General anesthesia, spinal anesthesia, epidural anesthesia, regional blockade (axillary, wrist, ankle, and Bier blocks), and local infiltration have all been used successfully in this population. The choice of agents for general anesthesia is not crucial. Multiple small doses titrated to effect frequently works out best. Induction agents, benzodiazepines, opioids, and potent inhalation agents are usually well tolerated. All the usual caveats apply in the presence of renal or hepatic dysfunction. Early (if not immediate) postoperative extuba-tion is preferable, because prolonged intubation increases the risk of pulmonary infection.
Plasma levels of various anesthetic agents which depend on P450 metabolism may be increased or decreased by immunosuppressive and anticonvulsant medications, and can themselves alter immunosuppressant blood levels. Increased blood levels of immunosuppressants result in undesirable side-effects (e.g., nephrotoxicity of cyclosporine and tacrolimus). Administered agents which compete for P450 metabolism (e.g., furosemide) can decrease cyclosporine elimination and increase blood levels. Agents which increase cyclosporine metabolism (e.g., barbitu-rates) can lower blood levels.

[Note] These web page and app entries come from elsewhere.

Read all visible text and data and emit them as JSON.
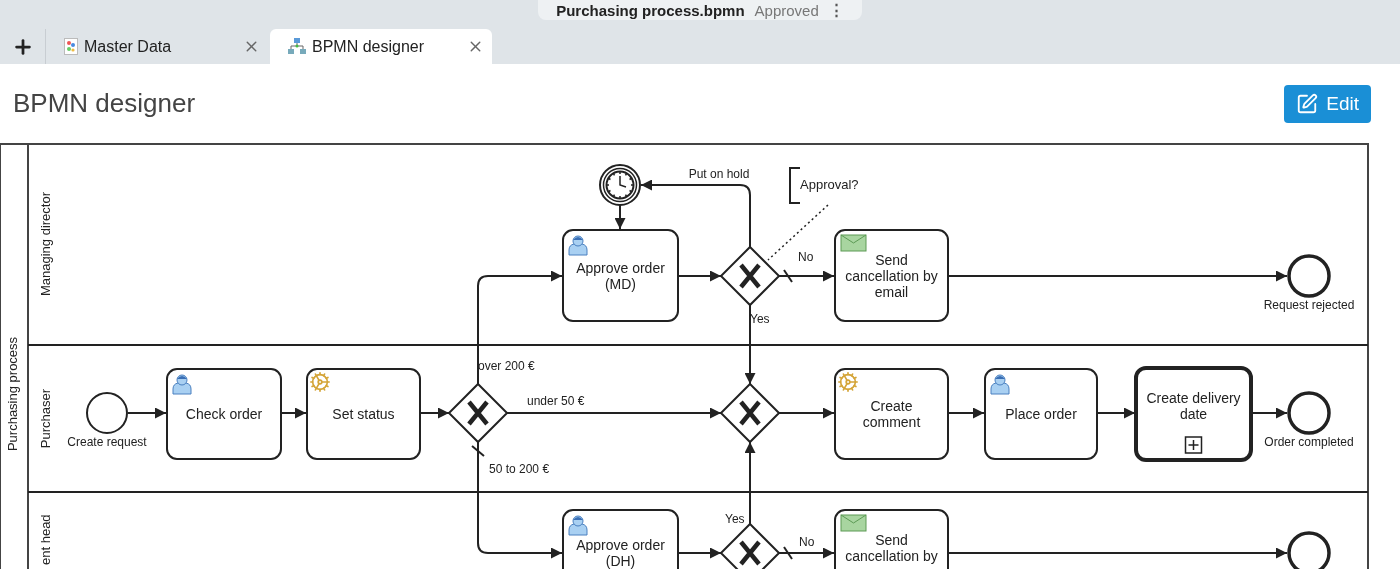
{
  "document": {
    "name": "Purchasing process.bpmn",
    "status": "Approved",
    "menu": "⋮"
  },
  "tabs": [
    {
      "label": "Master Data",
      "selected": false,
      "kind": "data"
    },
    {
      "label": "BPMN designer",
      "selected": true,
      "kind": "diagram"
    }
  ],
  "page": {
    "title": "BPMN designer",
    "edit_button": "Edit"
  },
  "diagram": {
    "pool": "Purchasing process",
    "lanes": [
      "Managing director",
      "Purchaser",
      "ent head"
    ],
    "nodes": [
      {
        "kind": "timer"
      },
      {
        "kind": "user_task",
        "lines": [
          "Approve order",
          "(MD)"
        ]
      },
      {
        "kind": "gateway"
      },
      {
        "kind": "send_task",
        "lines": [
          "Send",
          "cancellation by",
          "email"
        ]
      },
      {
        "kind": "end",
        "label": "Request rejected"
      },
      {
        "kind": "start",
        "label": "Create request"
      },
      {
        "kind": "user_task",
        "lines": [
          "Check order"
        ]
      },
      {
        "kind": "service_task",
        "lines": [
          "Set status"
        ]
      },
      {
        "kind": "gateway"
      },
      {
        "kind": "gateway"
      },
      {
        "kind": "service_task",
        "lines": [
          "Create",
          "comment"
        ]
      },
      {
        "kind": "user_task",
        "lines": [
          "Place order"
        ]
      },
      {
        "kind": "subprocess",
        "lines": [
          "Create delivery",
          "date"
        ]
      },
      {
        "kind": "end",
        "label": "Order completed"
      },
      {
        "kind": "user_task",
        "lines": [
          "Approve order",
          "(DH)"
        ]
      },
      {
        "kind": "gateway"
      },
      {
        "kind": "send_task",
        "lines": [
          "Send",
          "cancellation by"
        ]
      },
      {
        "kind": "end"
      },
      {
        "kind": "annotation",
        "text": "Approval?"
      }
    ],
    "flow_labels": [
      "Put on hold",
      "No",
      "Yes",
      "over 200 €",
      "under 50 €",
      "50 to 200 €",
      "Yes",
      "No"
    ]
  }
}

It is believed that neuromuscular blockade is augmented by cyclosporine, and can be antagonized by anticonvulsants (e.g., phenytoin) often given to patients on immunosuppres-sants with seizures. However, this should not pose a problem if close monitoring of neuromuscular blockade is used.
Regardless of technique, volume depletion and acute vasodilation (e.g., as may occur with spinal anesthesia) will be poorly tolerated because the transplanted heart initially depends on the Frank-Starling mechanism to maintain cardiac output. Sudden vasodilation will not result in a reflex tachycardia. One certainly can perform a spinal anes-thetic in the post-transplantation patient, but one must be prepared to augment preload and prevent sudden decreases in systemic vascular resistance. It is often said that an epidural technique with a level brought up gradu-ally results in better hemodynamic stability.